> **Aim of the task**:
Write the records out once more, so that nothing differs from the original.

> **Records provided**:
--- START ---

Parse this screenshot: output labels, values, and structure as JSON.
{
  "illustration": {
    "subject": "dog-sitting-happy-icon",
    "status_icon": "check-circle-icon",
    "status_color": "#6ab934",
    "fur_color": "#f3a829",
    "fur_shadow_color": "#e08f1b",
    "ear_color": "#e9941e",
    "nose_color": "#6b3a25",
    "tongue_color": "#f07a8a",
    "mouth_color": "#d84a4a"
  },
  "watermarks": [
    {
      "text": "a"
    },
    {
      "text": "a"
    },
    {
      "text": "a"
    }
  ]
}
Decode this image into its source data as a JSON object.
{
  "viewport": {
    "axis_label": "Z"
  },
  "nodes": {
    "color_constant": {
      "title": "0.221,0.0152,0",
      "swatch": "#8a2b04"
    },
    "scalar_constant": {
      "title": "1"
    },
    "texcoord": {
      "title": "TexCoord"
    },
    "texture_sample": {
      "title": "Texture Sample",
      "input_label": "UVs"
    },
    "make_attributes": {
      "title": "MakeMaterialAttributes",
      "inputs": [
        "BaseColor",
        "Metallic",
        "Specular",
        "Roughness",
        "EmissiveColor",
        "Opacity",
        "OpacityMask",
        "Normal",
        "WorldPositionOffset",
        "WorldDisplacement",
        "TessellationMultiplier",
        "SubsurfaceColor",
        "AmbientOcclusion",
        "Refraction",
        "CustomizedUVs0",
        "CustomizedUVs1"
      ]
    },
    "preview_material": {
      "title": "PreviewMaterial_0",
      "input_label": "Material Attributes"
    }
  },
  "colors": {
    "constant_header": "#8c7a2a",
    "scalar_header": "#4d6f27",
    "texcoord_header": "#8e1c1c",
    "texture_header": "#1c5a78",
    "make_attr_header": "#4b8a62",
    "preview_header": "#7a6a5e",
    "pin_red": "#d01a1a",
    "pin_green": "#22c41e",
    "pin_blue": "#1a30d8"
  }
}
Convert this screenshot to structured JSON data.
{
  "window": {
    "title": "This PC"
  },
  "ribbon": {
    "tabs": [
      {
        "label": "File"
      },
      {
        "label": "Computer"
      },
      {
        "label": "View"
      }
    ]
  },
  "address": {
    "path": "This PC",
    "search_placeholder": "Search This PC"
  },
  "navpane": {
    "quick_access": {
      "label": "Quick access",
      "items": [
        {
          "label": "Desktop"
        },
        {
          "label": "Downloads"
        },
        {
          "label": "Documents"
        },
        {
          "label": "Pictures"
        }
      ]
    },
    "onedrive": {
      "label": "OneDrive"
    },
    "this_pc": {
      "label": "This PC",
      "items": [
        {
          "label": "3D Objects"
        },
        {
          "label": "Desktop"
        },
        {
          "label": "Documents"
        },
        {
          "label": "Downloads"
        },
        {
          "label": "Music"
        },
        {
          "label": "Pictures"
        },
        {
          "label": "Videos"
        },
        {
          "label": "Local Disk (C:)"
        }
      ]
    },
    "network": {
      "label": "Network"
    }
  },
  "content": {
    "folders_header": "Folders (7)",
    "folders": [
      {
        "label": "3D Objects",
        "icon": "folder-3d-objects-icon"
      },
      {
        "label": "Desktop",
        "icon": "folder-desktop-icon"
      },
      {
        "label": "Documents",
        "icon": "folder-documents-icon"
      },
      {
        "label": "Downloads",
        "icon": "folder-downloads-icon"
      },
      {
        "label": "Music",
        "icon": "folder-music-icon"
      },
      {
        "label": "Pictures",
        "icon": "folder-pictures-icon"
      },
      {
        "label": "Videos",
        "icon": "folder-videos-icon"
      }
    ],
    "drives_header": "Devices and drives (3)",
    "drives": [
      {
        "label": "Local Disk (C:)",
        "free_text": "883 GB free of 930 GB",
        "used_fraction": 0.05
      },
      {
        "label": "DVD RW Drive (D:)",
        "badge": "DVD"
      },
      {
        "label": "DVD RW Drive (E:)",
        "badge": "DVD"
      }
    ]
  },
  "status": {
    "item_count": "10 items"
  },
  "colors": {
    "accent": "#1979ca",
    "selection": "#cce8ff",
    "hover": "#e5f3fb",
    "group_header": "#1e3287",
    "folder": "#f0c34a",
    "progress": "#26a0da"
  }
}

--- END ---

> **Answer space**:
Parse this screenshot: output labels, values, and structure as JSON.
{
  "illustration": {
    "subject": "dog-sitting-happy-icon",
    "status_icon": "check-circle-icon",
    "status_color": "#6ab934",
    "fur_color": "#f3a829",
    "fur_shadow_color": "#e08f1b",
    "ear_color": "#e9941e",
    "nose_color": "#6b3a25",
    "tongue_color": "#f07a8a",
    "mouth_color": "#d84a4a"
  },
  "watermarks": [
    {
      "text": "a"
    },
    {
      "text": "a"
    },
    {
      "text": "a"
    }
  ]
}
Decode this image into its source data as a JSON object.
{
  "viewport": {
    "axis_label": "Z"
  },
  "nodes": {
    "color_constant": {
      "title": "0.221,0.0152,0",
      "swatch": "#8a2b04"
    },
    "scalar_constant": {
      "title": "1"
    },
    "texcoord": {
      "title": "TexCoord"
    },
    "texture_sample": {
      "title": "Texture Sample",
      "input_label": "UVs"
    },
    "make_attributes": {
      "title": "MakeMaterialAttributes",
      "inputs": [
        "BaseColor",
        "Metallic",
        "Specular",
        "Roughness",
        "EmissiveColor",
        "Opacity",
        "OpacityMask",
        "Normal",
        "WorldPositionOffset",
        "WorldDisplacement",
        "TessellationMultiplier",
        "SubsurfaceColor",
        "AmbientOcclusion",
        "Refraction",
        "CustomizedUVs0",
        "CustomizedUVs1"
      ]
    },
    "preview_material": {
      "title": "PreviewMaterial_0",
      "input_label": "Material Attributes"
    }
  },
  "colors": {
    "constant_header": "#8c7a2a",
    "scalar_header": "#4d6f27",
    "texcoord_header": "#8e1c1c",
    "texture_header": "#1c5a78",
    "make_attr_header": "#4b8a62",
    "preview_header": "#7a6a5e",
    "pin_red": "#d01a1a",
    "pin_green": "#22c41e",
    "pin_blue": "#1a30d8"
  }
}
Convert this screenshot to structured JSON data.
{
  "window": {
    "title": "This PC"
  },
  "ribbon": {
    "tabs": [
      {
        "label": "File"
      },
      {
        "label": "Computer"
      },
      {
        "label": "View"
      }
    ]
  },
  "address": {
    "path": "This PC",
    "search_placeholder": "Search This PC"
  },
  "navpane": {
    "quick_access": {
      "label": "Quick access",
      "items": [
        {
          "label": "Desktop"
        },
        {
          "label": "Downloads"
        },
        {
          "label": "Documents"
        },
        {
          "label": "Pictures"
        }
      ]
    },
    "onedrive": {
      "label": "OneDrive"
    },
    "this_pc": {
      "label": "This PC",
      "items": [
        {
          "label": "3D Objects"
        },
        {
          "label": "Desktop"
        },
        {
          "label": "Documents"
        },
        {
          "label": "Downloads"
        },
        {
          "label": "Music"
        },
        {
          "label": "Pictures"
        },
        {
          "label": "Videos"
        },
        {
          "label": "Local Disk (C:)"
        }
      ]
    },
    "network": {
      "label": "Network"
    }
  },
  "content": {
    "folders_header": "Folders (7)",
    "folders": [
      {
        "label": "3D Objects",
        "icon": "folder-3d-objects-icon"
      },
      {
        "label": "Desktop",
        "icon": "folder-desktop-icon"
      },
      {
        "label": "Documents",
        "icon": "folder-documents-icon"
      },
      {
        "label": "Downloads",
        "icon": "folder-downloads-icon"
      },
      {
        "label": "Music",
        "icon": "folder-music-icon"
      },
      {
        "label": "Pictures",
        "icon": "folder-pictures-icon"
      },
      {
        "label": "Videos",
        "icon": "folder-videos-icon"
      }
    ],
    "drives_header": "Devices and drives (3)",
    "drives": [
      {
        "label": "Local Disk (C:)",
        "free_text": "883 GB free of 930 GB",
        "used_fraction": 0.05
      },
      {
        "label": "DVD RW Drive (D:)",
        "badge": "DVD"
      },
      {
        "label": "DVD RW Drive (E:)",
        "badge": "DVD"
      }
    ]
  },
  "status": {
    "item_count": "10 items"
  },
  "colors": {
    "accent": "#1979ca",
    "selection": "#cce8ff",
    "hover": "#e5f3fb",
    "group_header": "#1e3287",
    "folder": "#f0c34a",
    "progress": "#26a0da"
  }
}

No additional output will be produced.